A mineral is a naturally occurring, inorganic solid, which can be written with one chemical formula and which has a repeating atomic lattice structure. This later statement just means that a mineral is able to form crystals. Crystals have very specific shapes and ratio and these shapes and ratios are directed by their internal structure. Early mineralogists made very good guesses about these internal structures by using an instrument called a goniometer to measure the ratios of angles and faces in crystals of many minerals. Most of these guesses were proved to be either correct, or very close approximations when the minerals were investigated with more advanced technologies, such as x-ray diffraction.

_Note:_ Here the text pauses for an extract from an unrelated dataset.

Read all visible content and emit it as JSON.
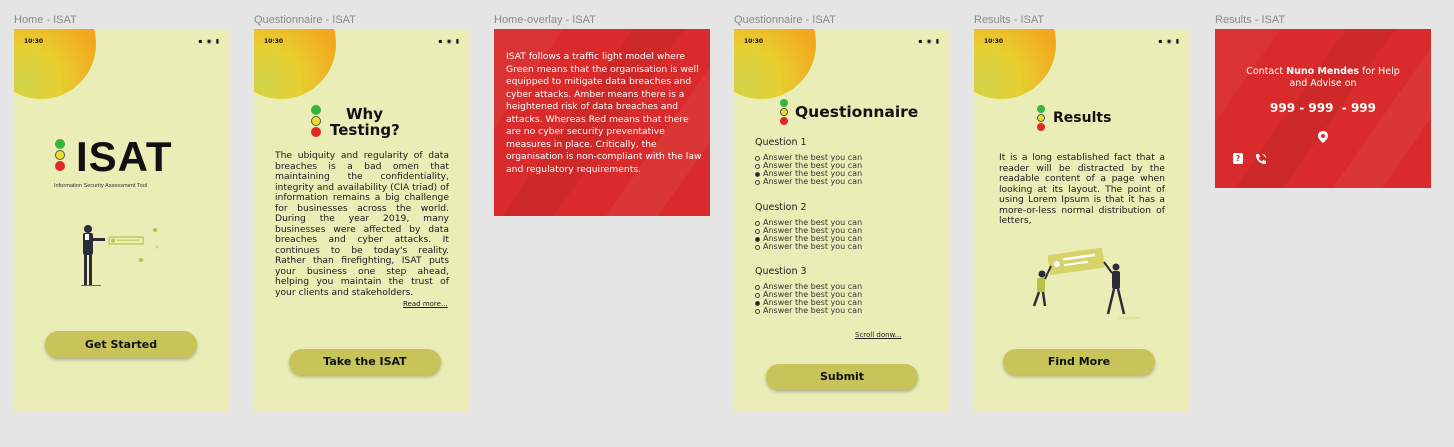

The reason that the definition of a mineral concentrates on the lattice structure of the material, is because it is possible to have multiple minerals with the same chemical formula, but with different atomic arrangements. Materials which share the same chemical formula but different periodic arrangements are called polymorphs. Polymorphs have different crystal structures and different physical properties.

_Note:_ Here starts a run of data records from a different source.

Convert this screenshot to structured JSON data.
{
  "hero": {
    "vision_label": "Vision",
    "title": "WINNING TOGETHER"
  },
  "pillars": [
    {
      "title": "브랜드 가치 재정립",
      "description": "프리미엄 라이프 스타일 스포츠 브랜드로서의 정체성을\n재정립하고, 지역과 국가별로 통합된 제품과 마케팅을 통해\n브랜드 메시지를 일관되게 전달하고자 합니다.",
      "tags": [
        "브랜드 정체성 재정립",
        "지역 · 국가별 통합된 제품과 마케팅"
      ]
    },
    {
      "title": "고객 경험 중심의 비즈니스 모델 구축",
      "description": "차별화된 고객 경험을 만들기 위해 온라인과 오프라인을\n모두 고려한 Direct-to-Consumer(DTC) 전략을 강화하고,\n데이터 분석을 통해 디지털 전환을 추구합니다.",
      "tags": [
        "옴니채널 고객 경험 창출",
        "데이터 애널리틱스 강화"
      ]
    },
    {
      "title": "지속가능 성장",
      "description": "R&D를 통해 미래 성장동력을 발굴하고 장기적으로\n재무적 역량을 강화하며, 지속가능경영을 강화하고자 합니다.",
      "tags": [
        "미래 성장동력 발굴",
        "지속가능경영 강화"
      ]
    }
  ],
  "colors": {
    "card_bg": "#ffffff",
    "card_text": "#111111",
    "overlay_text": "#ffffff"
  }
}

This system was initially designed by Dana, it is a methodical way to list minerals based on their chemistry. The system we are using here is very condensed and is missing all the subcategories. There is a fuller and far more complete updated system available.